here), which asks respondents about the impact of New Technologies on healthcare, a subject that is right now being discussed by the "Online Health Care Professional Communities" panel at the Doctors 2.0 & You Conference in Paris, France.
I will be reviewing in more details the results of this survey in the upcoming issue of Pharma Marketing News, but will give you a glimpse of the results of the first question, which asked respondents to rate the importance internet tools and services in improving healthcare. The results are shown in the following chart:
Over 80% of respondents (N=54) said that online professional communities were very useful or essential tools for improving healthcare. Close behind that were mobile apps for professionals and patients. The chart shows a comparison between EU (yellow line) and North American (red line) respondents.
However, According to a QuantiaMD and Care Continuum Alliance 4,033-clinician study, 28% of clinicians access online physician communities. “A notable 92% of physicians are interested in interacting with colleagues in online professional networks to learn from experts and peers, discuss clinical issues and share practice management challenges. However, more than 70% of physicians say patient privacy issues would hold them back from using these networks, and two-thirds are worried about liability issues.
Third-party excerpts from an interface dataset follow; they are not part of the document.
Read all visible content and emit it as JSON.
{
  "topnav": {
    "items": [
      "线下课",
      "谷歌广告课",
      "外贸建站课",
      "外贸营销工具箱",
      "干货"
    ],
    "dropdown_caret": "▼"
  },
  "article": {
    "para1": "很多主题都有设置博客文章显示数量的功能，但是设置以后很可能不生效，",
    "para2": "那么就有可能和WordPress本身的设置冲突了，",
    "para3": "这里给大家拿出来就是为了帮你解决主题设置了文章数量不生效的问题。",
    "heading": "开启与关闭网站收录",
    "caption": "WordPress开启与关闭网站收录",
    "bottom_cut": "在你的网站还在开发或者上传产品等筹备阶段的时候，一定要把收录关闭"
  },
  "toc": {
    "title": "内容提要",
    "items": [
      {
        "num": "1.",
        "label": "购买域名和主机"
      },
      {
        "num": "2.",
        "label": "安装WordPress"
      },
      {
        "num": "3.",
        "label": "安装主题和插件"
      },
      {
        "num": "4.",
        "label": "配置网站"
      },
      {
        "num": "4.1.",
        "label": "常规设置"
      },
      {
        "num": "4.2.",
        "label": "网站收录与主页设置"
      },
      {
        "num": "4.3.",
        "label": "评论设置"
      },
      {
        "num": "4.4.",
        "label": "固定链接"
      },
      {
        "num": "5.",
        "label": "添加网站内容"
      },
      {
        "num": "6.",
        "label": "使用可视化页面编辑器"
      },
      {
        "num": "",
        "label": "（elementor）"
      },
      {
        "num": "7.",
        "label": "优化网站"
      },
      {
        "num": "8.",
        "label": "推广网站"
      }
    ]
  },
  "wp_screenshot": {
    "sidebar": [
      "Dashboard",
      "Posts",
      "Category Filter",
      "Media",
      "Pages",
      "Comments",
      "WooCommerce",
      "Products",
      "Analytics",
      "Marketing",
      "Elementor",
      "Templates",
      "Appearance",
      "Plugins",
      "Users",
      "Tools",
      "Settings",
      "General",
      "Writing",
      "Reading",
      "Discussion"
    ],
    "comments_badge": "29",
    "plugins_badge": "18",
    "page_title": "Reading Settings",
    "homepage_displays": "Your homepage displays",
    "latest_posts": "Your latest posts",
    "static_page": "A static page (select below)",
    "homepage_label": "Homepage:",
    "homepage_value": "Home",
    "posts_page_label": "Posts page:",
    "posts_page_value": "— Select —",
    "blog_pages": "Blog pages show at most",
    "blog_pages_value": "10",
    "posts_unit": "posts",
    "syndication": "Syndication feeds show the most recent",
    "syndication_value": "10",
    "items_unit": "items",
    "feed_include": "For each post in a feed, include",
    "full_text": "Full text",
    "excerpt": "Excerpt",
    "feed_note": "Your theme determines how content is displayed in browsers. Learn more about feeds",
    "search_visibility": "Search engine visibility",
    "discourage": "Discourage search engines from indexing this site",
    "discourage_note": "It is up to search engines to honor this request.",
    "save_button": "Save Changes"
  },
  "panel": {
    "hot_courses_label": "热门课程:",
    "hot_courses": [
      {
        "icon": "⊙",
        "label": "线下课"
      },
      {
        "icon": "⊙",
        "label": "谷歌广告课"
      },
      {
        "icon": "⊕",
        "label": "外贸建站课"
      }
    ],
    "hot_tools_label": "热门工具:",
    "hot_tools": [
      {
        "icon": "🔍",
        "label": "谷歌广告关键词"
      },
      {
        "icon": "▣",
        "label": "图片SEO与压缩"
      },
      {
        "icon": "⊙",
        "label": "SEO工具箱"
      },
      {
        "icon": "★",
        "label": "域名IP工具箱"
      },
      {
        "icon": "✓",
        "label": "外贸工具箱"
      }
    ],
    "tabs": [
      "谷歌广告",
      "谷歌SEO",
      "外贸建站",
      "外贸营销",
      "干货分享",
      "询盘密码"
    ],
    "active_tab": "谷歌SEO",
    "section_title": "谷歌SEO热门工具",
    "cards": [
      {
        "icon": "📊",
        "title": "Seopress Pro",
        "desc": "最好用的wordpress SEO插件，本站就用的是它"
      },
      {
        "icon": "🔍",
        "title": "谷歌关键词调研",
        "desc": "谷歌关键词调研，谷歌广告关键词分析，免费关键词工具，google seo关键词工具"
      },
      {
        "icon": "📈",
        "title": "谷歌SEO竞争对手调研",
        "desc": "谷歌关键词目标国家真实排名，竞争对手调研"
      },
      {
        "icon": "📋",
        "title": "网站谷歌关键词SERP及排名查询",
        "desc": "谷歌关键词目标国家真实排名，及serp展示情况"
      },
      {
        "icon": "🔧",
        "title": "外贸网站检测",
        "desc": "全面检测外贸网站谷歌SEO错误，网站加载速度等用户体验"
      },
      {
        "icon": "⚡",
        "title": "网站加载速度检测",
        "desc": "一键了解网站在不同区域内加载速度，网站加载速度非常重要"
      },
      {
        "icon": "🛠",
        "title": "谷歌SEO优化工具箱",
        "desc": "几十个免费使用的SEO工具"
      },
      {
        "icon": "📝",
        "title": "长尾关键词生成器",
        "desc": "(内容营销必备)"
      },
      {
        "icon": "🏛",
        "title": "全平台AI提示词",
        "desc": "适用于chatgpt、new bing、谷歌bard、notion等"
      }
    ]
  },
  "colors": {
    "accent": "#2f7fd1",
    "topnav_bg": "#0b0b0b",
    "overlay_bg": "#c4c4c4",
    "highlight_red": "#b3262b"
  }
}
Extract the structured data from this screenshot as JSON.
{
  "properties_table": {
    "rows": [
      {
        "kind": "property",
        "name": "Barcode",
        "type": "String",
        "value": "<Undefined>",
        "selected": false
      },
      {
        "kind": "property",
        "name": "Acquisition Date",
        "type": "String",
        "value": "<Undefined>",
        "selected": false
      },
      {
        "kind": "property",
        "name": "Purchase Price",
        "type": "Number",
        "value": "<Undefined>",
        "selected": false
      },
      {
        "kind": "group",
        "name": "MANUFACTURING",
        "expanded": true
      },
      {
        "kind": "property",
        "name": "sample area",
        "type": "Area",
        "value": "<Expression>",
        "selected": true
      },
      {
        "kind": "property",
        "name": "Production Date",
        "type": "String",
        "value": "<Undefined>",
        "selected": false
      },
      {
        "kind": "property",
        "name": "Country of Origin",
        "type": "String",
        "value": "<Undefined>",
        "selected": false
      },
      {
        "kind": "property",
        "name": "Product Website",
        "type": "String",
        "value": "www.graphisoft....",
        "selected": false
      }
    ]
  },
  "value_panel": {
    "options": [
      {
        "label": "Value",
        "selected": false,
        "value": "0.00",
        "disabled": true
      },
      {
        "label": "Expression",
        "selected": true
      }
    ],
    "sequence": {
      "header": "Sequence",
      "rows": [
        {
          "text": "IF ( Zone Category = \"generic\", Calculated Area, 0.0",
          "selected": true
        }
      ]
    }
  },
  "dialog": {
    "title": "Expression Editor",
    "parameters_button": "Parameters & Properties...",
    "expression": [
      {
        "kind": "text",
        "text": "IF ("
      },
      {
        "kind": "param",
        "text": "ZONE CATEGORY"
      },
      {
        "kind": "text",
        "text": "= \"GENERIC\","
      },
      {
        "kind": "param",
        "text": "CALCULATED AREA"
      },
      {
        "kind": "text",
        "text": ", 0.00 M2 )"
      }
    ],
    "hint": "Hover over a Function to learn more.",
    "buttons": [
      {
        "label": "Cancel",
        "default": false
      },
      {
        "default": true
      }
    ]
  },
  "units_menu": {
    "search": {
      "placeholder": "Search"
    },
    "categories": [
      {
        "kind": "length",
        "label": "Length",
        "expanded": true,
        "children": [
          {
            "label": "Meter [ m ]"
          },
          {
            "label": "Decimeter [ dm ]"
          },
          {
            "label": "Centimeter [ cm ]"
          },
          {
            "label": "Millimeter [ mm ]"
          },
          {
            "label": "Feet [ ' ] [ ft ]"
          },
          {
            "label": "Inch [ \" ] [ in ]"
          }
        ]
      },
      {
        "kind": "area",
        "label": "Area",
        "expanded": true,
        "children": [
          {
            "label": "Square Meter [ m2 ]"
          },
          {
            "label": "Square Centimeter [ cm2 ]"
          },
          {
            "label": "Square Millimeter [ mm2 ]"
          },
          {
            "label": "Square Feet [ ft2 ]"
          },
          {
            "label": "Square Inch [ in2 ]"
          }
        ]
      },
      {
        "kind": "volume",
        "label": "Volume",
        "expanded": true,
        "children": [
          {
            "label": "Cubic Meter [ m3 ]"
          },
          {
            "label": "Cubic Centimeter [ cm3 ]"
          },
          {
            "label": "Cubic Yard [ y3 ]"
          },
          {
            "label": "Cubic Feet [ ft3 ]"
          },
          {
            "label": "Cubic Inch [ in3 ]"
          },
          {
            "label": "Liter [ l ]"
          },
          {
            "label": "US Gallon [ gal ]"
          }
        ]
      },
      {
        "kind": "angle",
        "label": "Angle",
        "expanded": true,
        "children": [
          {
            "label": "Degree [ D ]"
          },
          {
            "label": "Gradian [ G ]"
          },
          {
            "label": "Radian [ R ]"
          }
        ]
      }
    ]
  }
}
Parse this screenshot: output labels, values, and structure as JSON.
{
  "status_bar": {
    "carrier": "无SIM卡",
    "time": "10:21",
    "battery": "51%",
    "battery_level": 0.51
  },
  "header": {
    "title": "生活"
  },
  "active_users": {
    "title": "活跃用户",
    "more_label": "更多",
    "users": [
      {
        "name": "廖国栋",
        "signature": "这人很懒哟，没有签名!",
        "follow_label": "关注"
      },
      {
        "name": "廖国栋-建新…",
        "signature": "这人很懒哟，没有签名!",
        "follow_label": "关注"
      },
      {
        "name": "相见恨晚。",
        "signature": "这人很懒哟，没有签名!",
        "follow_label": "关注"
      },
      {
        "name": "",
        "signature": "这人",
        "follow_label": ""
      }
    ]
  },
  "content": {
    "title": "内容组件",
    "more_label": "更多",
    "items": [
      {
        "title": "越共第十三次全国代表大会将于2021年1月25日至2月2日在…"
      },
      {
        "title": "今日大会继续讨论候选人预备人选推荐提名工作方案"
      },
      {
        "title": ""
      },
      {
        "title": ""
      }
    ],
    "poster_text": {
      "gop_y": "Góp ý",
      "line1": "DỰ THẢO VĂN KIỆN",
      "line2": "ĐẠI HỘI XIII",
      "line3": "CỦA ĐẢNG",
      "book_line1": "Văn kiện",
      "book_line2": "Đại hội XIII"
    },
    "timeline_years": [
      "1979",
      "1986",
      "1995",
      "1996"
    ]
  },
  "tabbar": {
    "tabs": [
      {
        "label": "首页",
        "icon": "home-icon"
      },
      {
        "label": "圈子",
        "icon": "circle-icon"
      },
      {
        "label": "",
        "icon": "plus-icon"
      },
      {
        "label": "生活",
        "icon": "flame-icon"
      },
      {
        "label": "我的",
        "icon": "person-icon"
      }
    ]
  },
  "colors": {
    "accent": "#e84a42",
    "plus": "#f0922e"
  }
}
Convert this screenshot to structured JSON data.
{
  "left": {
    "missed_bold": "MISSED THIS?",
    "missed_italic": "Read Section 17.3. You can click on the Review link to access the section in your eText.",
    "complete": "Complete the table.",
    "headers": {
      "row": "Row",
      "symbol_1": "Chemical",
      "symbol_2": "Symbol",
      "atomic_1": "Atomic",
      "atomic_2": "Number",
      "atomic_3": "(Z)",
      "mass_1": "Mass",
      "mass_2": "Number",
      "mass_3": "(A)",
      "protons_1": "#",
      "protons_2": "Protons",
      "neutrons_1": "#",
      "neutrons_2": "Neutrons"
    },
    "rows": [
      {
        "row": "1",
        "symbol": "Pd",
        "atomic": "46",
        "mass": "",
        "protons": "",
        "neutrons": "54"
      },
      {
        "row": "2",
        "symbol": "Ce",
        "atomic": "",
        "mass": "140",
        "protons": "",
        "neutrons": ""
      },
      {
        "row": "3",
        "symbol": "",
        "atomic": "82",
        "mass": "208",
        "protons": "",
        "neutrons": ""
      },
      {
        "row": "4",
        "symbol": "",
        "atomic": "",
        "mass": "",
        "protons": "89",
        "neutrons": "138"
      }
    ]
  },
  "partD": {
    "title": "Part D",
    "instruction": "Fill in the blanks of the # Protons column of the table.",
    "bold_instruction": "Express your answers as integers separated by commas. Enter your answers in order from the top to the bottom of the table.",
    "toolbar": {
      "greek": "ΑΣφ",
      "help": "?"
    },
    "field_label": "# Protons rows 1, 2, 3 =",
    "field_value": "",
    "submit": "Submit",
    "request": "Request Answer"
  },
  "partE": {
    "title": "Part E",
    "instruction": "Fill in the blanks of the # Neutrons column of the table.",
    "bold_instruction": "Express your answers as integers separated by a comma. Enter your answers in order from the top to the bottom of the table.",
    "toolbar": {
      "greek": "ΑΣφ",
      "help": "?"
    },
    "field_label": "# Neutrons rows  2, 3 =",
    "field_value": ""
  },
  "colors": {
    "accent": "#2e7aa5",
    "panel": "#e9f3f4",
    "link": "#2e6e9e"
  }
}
Lack of time and issues with compensation are also areas of concern.” Chart:
Note: N=4032 for all responses except physician communities, which only includes respondents with no prior QuantiaMD connection (N=854). Source: QuantiaResearch www.quantiamd.com
For more about this discrepancy (highly rated importance of physician communities and actual low use of them by physicians) see "Physician Participation in Peer-to-Peer Social Media Sites: Why Is It Less Than Expected?" Use discount code 'P2Pfree' to get it free.